YOUR GOAL
Nothing is to be altered. Print each record in full.

RECORDS SHOWN
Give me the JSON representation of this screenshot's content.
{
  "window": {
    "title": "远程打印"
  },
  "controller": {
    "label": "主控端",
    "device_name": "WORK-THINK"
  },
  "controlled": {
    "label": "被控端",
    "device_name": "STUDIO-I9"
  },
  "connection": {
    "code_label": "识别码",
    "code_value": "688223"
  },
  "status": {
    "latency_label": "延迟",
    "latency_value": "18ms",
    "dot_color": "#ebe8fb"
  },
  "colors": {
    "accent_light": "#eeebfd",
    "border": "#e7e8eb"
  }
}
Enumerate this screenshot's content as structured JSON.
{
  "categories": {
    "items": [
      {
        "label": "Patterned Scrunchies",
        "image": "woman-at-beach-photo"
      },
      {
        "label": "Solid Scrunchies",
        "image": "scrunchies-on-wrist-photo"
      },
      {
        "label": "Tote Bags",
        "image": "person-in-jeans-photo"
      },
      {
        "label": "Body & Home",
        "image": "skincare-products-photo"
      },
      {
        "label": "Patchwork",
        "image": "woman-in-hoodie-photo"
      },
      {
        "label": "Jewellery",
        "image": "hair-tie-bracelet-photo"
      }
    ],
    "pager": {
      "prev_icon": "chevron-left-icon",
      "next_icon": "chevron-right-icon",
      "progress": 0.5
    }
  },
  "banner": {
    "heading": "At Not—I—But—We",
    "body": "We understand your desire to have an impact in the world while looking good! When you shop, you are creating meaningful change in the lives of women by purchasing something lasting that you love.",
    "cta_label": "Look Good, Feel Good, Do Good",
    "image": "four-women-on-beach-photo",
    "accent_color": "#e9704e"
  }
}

SOLUTION TO THE PROBLEM
Give me the JSON representation of this screenshot's content.
{
  "window": {
    "title": "远程打印"
  },
  "controller": {
    "label": "主控端",
    "device_name": "WORK-THINK"
  },
  "controlled": {
    "label": "被控端",
    "device_name": "STUDIO-I9"
  },
  "connection": {
    "code_label": "识别码",
    "code_value": "688223"
  },
  "status": {
    "latency_label": "延迟",
    "latency_value": "18ms",
    "dot_color": "#ebe8fb"
  },
  "colors": {
    "accent_light": "#eeebfd",
    "border": "#e7e8eb"
  }
}
Enumerate this screenshot's content as structured JSON.
{
  "categories": {
    "items": [
      {
        "label": "Patterned Scrunchies",
        "image": "woman-at-beach-photo"
      },
      {
        "label": "Solid Scrunchies",
        "image": "scrunchies-on-wrist-photo"
      },
      {
        "label": "Tote Bags",
        "image": "person-in-jeans-photo"
      },
      {
        "label": "Body & Home",
        "image": "skincare-products-photo"
      },
      {
        "label": "Patchwork",
        "image": "woman-in-hoodie-photo"
      },
      {
        "label": "Jewellery",
        "image": "hair-tie-bracelet-photo"
      }
    ],
    "pager": {
      "prev_icon": "chevron-left-icon",
      "next_icon": "chevron-right-icon",
      "progress": 0.5
    }
  },
  "banner": {
    "heading": "At Not—I—But—We",
    "body": "We understand your desire to have an impact in the world while looking good! When you shop, you are creating meaningful change in the lives of women by purchasing something lasting that you love.",
    "cta_label": "Look Good, Feel Good, Do Good",
    "image": "four-women-on-beach-photo",
    "accent_color": "#e9704e"
  }
}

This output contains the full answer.